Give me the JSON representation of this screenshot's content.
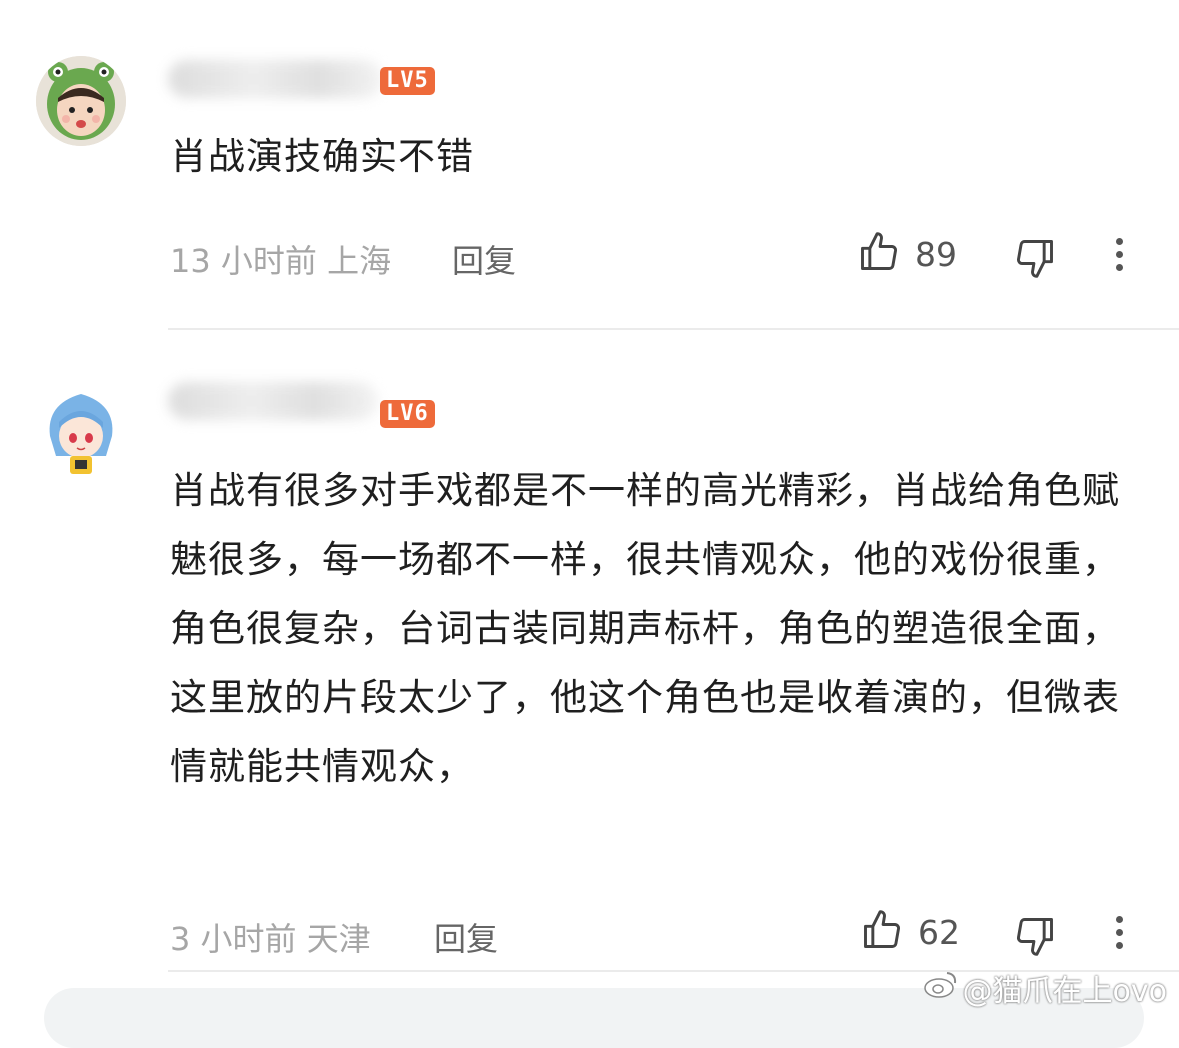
{
  "comments": [
    {
      "level_badge": "LV5",
      "text": "肖战演技确实不错",
      "meta": "13 小时前 上海",
      "reply_label": "回复",
      "likes": "89"
    },
    {
      "level_badge": "LV6",
      "text": "肖战有很多对手戏都是不一样的高光精彩，肖战给角色赋魅很多，每一场都不一样，很共情观众，他的戏份很重，角色很复杂，台词古装同期声标杆，角色的塑造很全面，这里放的片段太少了，他这个角色也是收着演的，但微表情就能共情观众，",
      "meta": "3 小时前 天津",
      "reply_label": "回复",
      "likes": "62"
    }
  ],
  "watermark": "@猫爪在上ovo",
  "colors": {
    "level_badge": "#ee6a3a",
    "meta_text": "#a6a6a6",
    "divider": "#ebebeb"
  }
}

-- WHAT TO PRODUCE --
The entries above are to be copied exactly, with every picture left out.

-- WRITTEN RESPONSE --
Give me the JSON representation of this screenshot's content.
{
  "comments": [
    {
      "level_badge": "LV5",
      "text": "肖战演技确实不错",
      "meta": "13 小时前 上海",
      "reply_label": "回复",
      "likes": "89"
    },
    {
      "level_badge": "LV6",
      "text": "肖战有很多对手戏都是不一样的高光精彩，肖战给角色赋魅很多，每一场都不一样，很共情观众，他的戏份很重，角色很复杂，台词古装同期声标杆，角色的塑造很全面，这里放的片段太少了，他这个角色也是收着演的，但微表情就能共情观众，",
      "meta": "3 小时前 天津",
      "reply_label": "回复",
      "likes": "62"
    }
  ],
  "watermark": "@猫爪在上ovo",
  "colors": {
    "level_badge": "#ee6a3a",
    "meta_text": "#a6a6a6",
    "divider": "#ebebeb"
  }
}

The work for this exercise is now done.